The tax cuts outlined in last month’s federal budget successfully passed the Senate today.
Treasurer Scott Morrison’s plan is to have just three tax rates by 2024, with 94% of workers earning between $41,000 and $200,000 paying 32.5% tax on their income.
The passing of the legislation means that most will be paying less tax from July 1 when the threshold of the 32.5% tax bracket will shift to $90,000 from $87,000.
This will provide a tax cut of up to $135 a year to 3 million people and will prevent about 200,000 people from facing a marginal tax rate of 37%.
The top bracket of the 32.5% rate will then be further increased to $120,000 from $90,000 from July 2022, a saving of up to $1350 a year.
That change is projected to prevent about 1.8 million people moving to a higher marginal tax rate of 37% in 2022–23.
A new, non-refundable tax offset will provide tax relief of up to $530 to low and middle income earners from the financial year starting next month.

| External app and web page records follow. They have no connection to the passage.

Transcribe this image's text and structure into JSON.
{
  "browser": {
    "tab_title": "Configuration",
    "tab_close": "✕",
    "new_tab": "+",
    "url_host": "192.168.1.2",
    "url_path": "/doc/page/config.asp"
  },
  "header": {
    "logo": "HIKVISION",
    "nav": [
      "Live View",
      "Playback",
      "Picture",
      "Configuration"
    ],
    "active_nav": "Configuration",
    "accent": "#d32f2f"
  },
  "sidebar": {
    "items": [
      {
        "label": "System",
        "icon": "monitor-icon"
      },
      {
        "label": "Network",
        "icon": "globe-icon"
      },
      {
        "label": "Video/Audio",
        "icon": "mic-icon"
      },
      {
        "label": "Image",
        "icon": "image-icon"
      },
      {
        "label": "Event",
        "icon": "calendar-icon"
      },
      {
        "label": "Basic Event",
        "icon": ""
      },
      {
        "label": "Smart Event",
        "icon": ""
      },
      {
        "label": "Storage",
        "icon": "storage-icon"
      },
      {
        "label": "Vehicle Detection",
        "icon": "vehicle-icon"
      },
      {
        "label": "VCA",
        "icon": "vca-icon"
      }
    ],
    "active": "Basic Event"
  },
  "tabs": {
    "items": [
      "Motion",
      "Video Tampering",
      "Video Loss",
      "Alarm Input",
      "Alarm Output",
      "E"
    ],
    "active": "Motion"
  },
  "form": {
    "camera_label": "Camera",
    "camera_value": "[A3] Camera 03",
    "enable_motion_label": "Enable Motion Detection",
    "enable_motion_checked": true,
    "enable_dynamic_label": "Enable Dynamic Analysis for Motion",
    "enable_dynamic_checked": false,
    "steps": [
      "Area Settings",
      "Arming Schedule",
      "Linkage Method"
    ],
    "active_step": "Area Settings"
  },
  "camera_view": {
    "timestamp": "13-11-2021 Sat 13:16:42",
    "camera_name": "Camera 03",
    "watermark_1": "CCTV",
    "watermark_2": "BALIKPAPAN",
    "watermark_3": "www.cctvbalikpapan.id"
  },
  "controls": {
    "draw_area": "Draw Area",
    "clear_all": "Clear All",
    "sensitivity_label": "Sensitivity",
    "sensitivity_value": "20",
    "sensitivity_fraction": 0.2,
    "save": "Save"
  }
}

The offset will be a lump sum given at tax return time each year.
Here’s how the tax thresholds change from July 1, according to the federal budget papers:
From July 1, someone earning:
- $22,000 a year will pay $200 less tax,
- $40,000 a year will pay $290 less tax,
- $50,000 a year will pay $530 less tax.
And those on the average wage of about $84,600 would pay $530 less tax.
Here’s how the tax savings look over seven years:
And for higher incomes: